Discrimination by... blood type?

by HRM16 Nov 2012

In places around the world, your blood type usually only matters if you ever need a blood transfusion. In Japan, however, a person’s blood type is popularly believed to define one’s character, and has deep implications for life, love and work.

According to conventional wisdom in Japan, type Bs are cheerful but eccentric, individualistic and selfish. Type As are sensitive perfectionalists, good team players but over-anxious. Type Os are curious and generous, but stubborn. Those born with AB blood types are artistic and mysterious, but also unpredictable.

While scientists have often tried to debunk this popular myth, the belief about blood types is so ingrained in the Japanese that it is difficult to break away from such stereotypes.

People have blamed blood type for the loss of jobs, or for winning an important deal.

In July 2011, Minister for Reconstruction Ryu Matsumoto resigned after being criticised for making insensitive remarks.

In a report by BBC, he said: "I would like to offer my apologies for offending the people in the disaster-hit areas. I thought I was emotionally close to the disaster victims, but I lacked sufficient words and my comments were too harsh. My blood's type B, which means I can be irritable and impetuous, and my intentions don't always come across.”

Even major companies reportedly make decisions about assignments based on employees' blood types.

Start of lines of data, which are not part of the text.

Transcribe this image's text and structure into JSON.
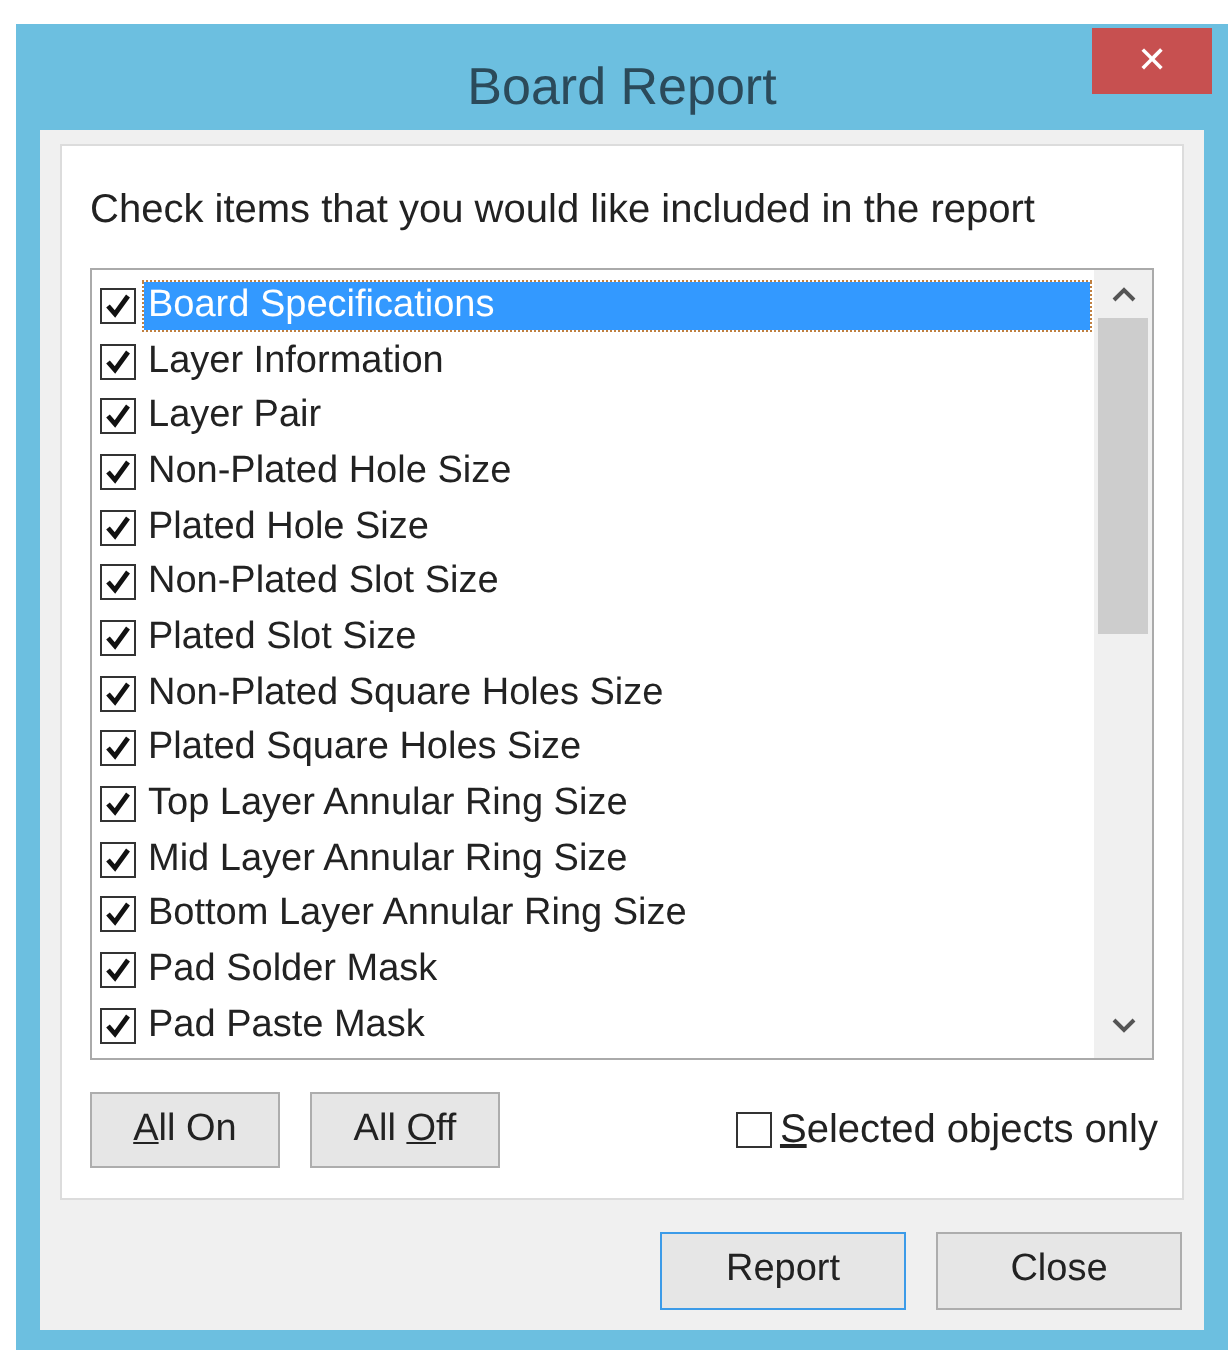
{
  "window": {
    "title": "Board Report",
    "close": "✕"
  },
  "instruction": "Check items that you would like included in the report",
  "items": [
    {
      "label": "Board Specifications",
      "checked": true,
      "selected": true
    },
    {
      "label": "Layer Information",
      "checked": true,
      "selected": false
    },
    {
      "label": "Layer Pair",
      "checked": true,
      "selected": false
    },
    {
      "label": "Non-Plated Hole Size",
      "checked": true,
      "selected": false
    },
    {
      "label": "Plated Hole Size",
      "checked": true,
      "selected": false
    },
    {
      "label": "Non-Plated Slot Size",
      "checked": true,
      "selected": false
    },
    {
      "label": "Plated Slot Size",
      "checked": true,
      "selected": false
    },
    {
      "label": "Non-Plated Square Holes Size",
      "checked": true,
      "selected": false
    },
    {
      "label": "Plated Square Holes Size",
      "checked": true,
      "selected": false
    },
    {
      "label": "Top Layer Annular Ring Size",
      "checked": true,
      "selected": false
    },
    {
      "label": "Mid Layer Annular Ring Size",
      "checked": true,
      "selected": false
    },
    {
      "label": "Bottom Layer Annular Ring Size",
      "checked": true,
      "selected": false
    },
    {
      "label": "Pad Solder Mask",
      "checked": true,
      "selected": false
    },
    {
      "label": "Pad Paste Mask",
      "checked": true,
      "selected": false
    }
  ],
  "toggle_buttons": [
    {
      "key": "A",
      "post": "ll On"
    },
    {
      "pre": "All ",
      "key": "O",
      "post": "ff"
    }
  ],
  "selected_only": {
    "key": "S",
    "post": "elected objects only",
    "checked": false
  },
  "buttons": [
    {
      "label": "Report",
      "default": true
    },
    {
      "label": "Close",
      "default": false
    }
  ]
}
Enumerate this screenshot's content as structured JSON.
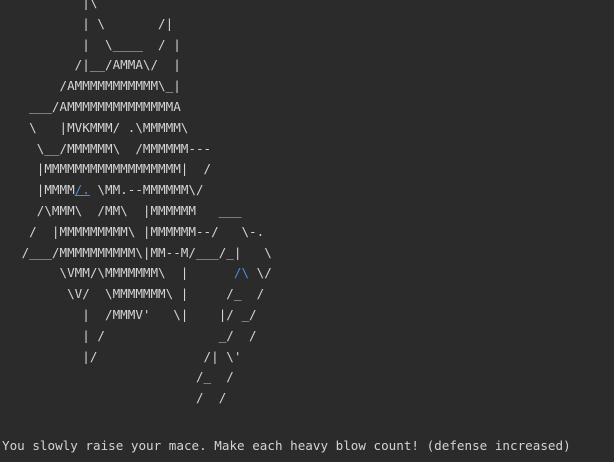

Back in 1990, Asahi Daily newspaper reported that Mitsubishi Electronics had announced the creation of a team composed entirely of AB workers, thanks to "their ability to make plans".

One’s blood type is not just harmless fun, but a serious matter in Japanese culture.

The term bura-hara, meaning blood-type harassment, is now increasingly common as a form of prejudice and discrimination, especially at the workplace.

Many employers continue to ask blood types at job interviews, Terumitsu Maekawa, professor of comparative religion at Tokyo's Asia University and author of several books about blood groups, was quoted saying in BBC.

Prof Maekawa, himself type B, his blood group is often criticised in Japan for being too individualistic and selfish.

"It isn't very nice. But it doesn't annoy me or hurt me, because it has no scientific basis at all."